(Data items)
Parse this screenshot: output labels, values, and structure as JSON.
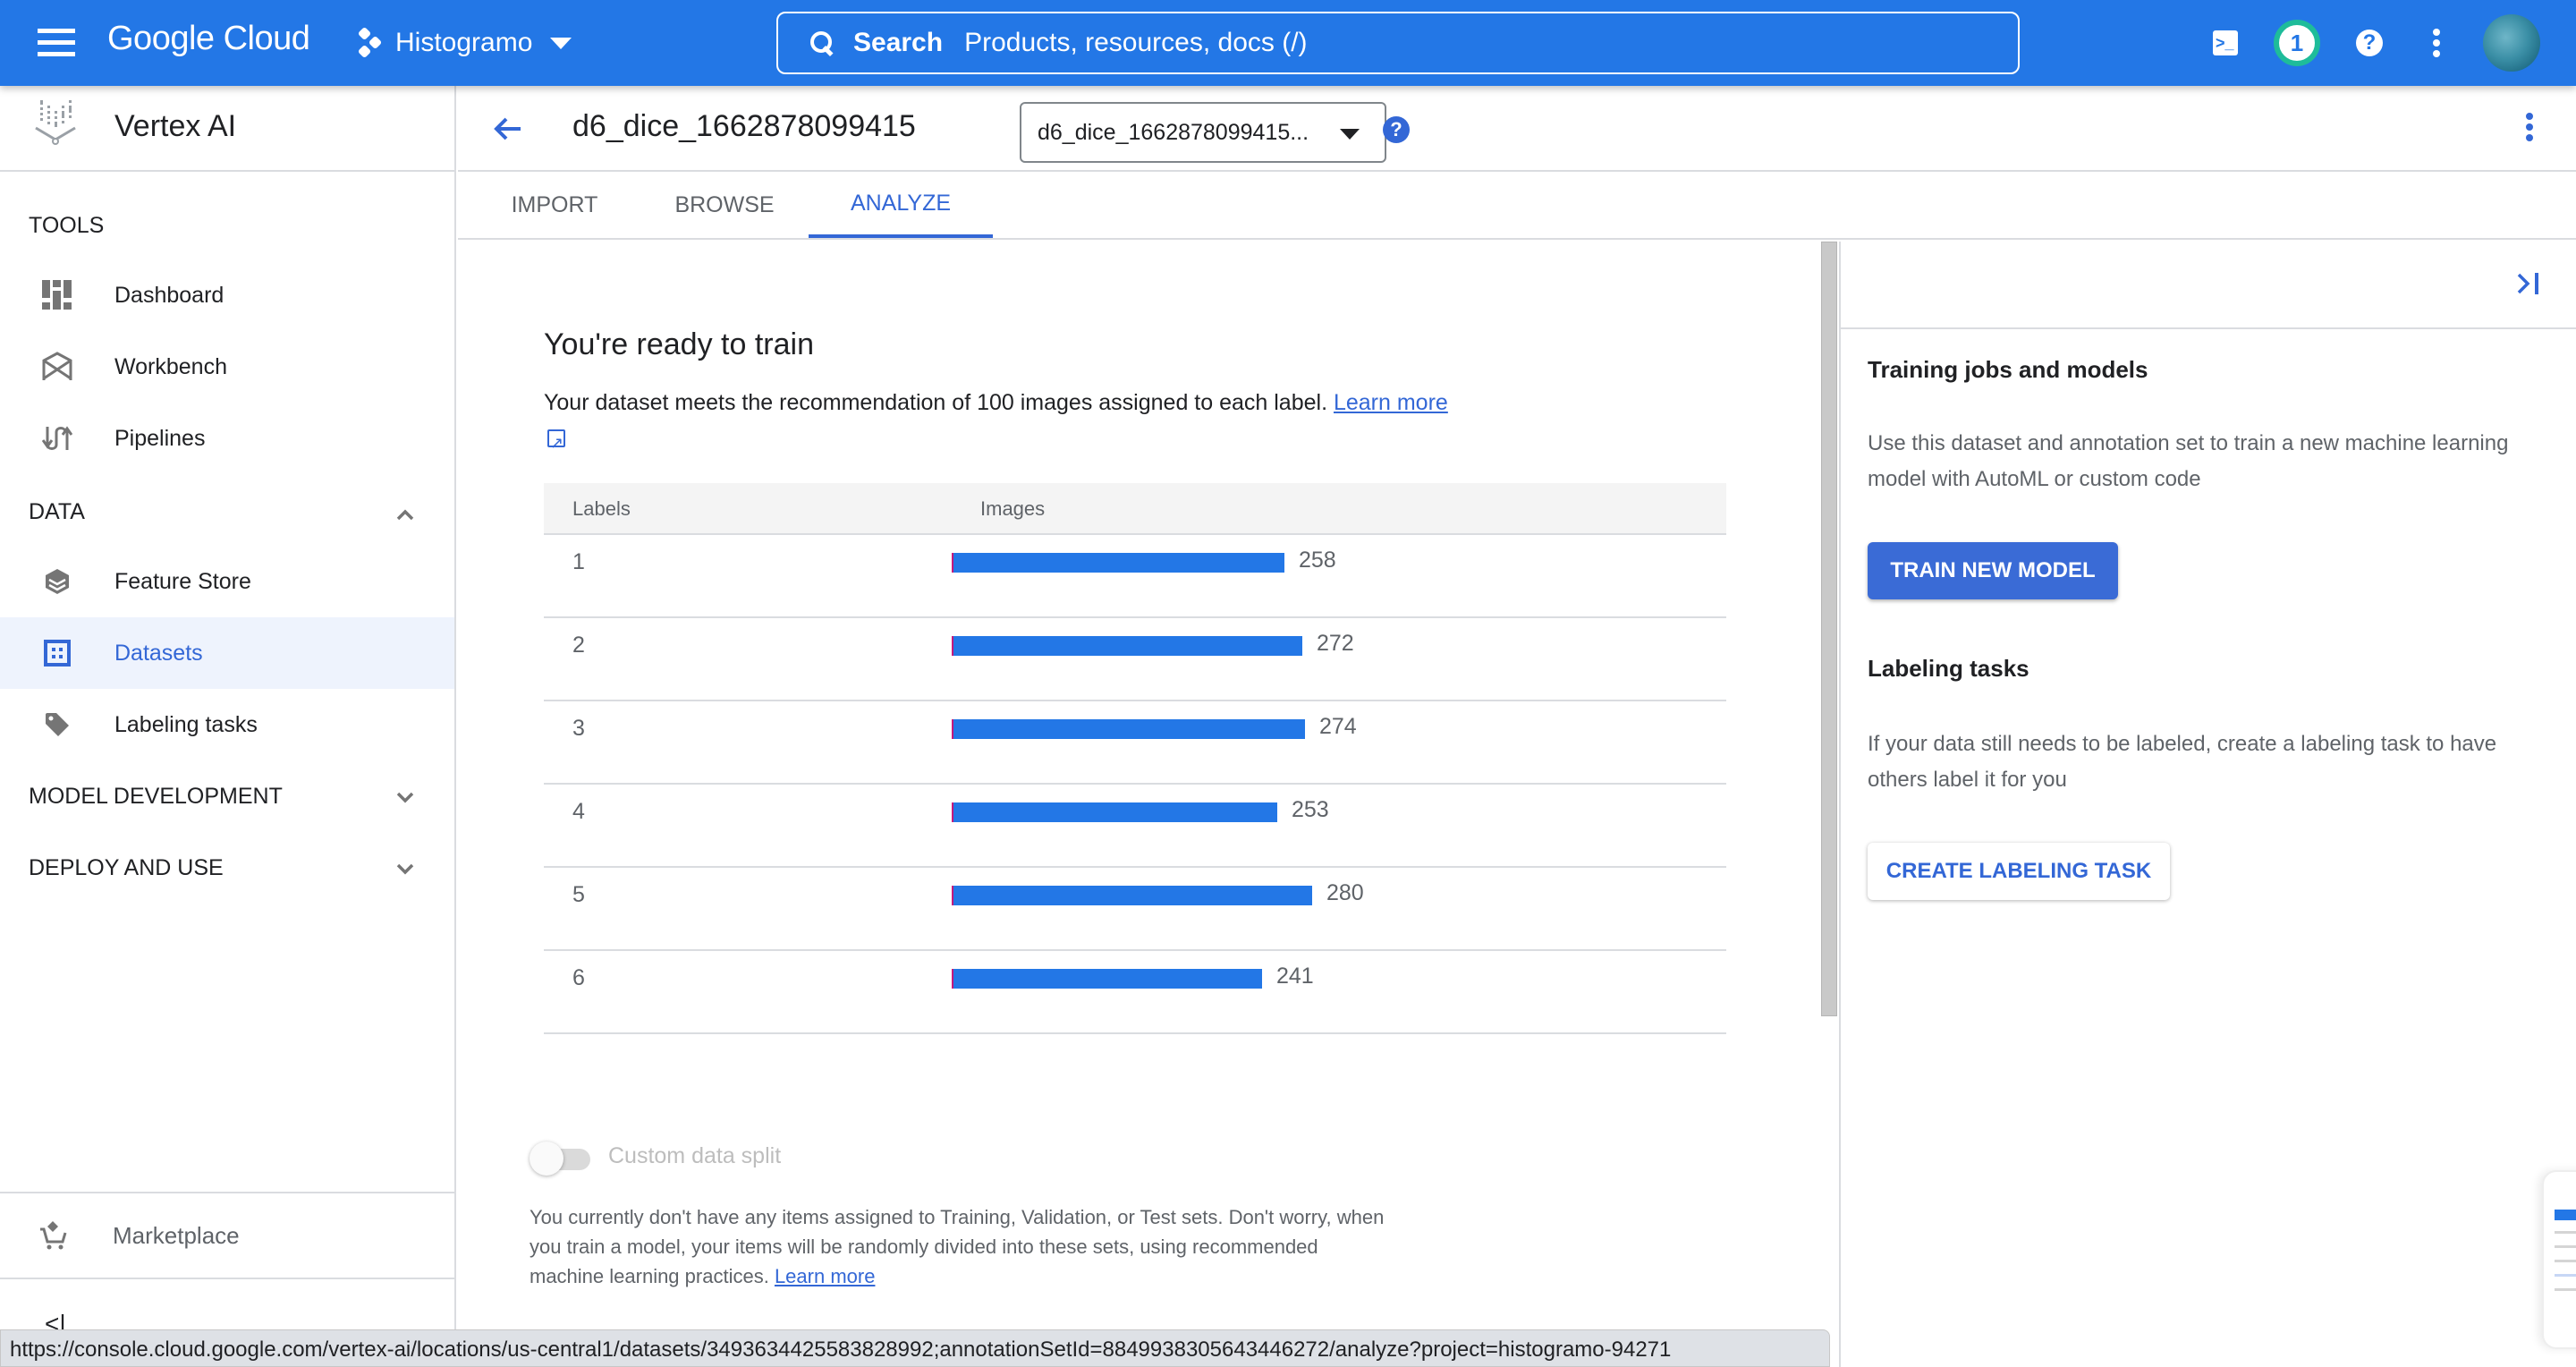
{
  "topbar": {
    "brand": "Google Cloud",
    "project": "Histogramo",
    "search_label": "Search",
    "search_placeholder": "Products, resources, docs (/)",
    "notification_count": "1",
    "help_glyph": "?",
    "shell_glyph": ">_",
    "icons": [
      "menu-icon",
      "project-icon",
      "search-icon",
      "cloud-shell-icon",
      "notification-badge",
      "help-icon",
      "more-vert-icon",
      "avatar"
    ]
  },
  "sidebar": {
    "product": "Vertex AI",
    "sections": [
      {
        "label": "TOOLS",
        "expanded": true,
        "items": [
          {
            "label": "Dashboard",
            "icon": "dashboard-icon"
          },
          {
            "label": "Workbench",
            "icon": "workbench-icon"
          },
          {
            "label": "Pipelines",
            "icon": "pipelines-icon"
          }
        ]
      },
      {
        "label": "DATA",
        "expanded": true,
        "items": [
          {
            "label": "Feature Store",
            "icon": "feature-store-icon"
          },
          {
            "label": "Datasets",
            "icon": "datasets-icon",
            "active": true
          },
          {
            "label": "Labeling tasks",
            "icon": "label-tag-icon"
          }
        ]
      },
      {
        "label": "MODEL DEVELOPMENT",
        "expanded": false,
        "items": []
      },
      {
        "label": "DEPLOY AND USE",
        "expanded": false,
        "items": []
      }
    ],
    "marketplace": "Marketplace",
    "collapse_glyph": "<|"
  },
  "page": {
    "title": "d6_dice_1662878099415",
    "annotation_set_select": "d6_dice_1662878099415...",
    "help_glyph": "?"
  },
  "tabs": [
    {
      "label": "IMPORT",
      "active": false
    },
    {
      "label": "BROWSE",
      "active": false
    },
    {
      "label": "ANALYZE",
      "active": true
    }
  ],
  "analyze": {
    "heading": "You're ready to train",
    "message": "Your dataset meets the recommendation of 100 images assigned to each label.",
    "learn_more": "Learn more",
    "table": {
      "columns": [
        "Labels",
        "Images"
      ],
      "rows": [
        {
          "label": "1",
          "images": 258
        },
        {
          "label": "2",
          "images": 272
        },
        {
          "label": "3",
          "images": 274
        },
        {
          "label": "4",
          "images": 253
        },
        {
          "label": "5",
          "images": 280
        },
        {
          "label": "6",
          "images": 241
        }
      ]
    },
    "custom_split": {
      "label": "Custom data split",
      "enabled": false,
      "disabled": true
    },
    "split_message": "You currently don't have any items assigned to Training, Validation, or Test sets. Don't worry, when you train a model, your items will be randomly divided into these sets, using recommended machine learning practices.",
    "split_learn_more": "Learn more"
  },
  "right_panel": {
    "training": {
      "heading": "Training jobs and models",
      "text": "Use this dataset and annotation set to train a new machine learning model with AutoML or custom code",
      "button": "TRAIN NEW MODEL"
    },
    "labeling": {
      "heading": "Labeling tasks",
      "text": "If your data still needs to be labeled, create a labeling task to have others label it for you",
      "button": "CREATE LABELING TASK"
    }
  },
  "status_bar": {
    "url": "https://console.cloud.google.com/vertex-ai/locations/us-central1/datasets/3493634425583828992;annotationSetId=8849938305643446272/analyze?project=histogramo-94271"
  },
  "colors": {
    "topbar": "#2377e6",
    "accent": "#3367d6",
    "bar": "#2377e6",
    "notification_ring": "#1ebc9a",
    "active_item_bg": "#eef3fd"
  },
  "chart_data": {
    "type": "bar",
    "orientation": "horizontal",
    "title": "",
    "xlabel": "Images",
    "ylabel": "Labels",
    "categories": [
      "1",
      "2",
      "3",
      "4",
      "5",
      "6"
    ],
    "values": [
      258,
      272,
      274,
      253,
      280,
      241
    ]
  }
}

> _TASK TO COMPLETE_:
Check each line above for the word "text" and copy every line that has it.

> _ANSWER BELOW_:
      "text": "Use this dataset and annotation set to train a new machine learning model with AutoML or custom code",
      "text": "If your data still needs to be labeled, create a labeling task to have others label it for you",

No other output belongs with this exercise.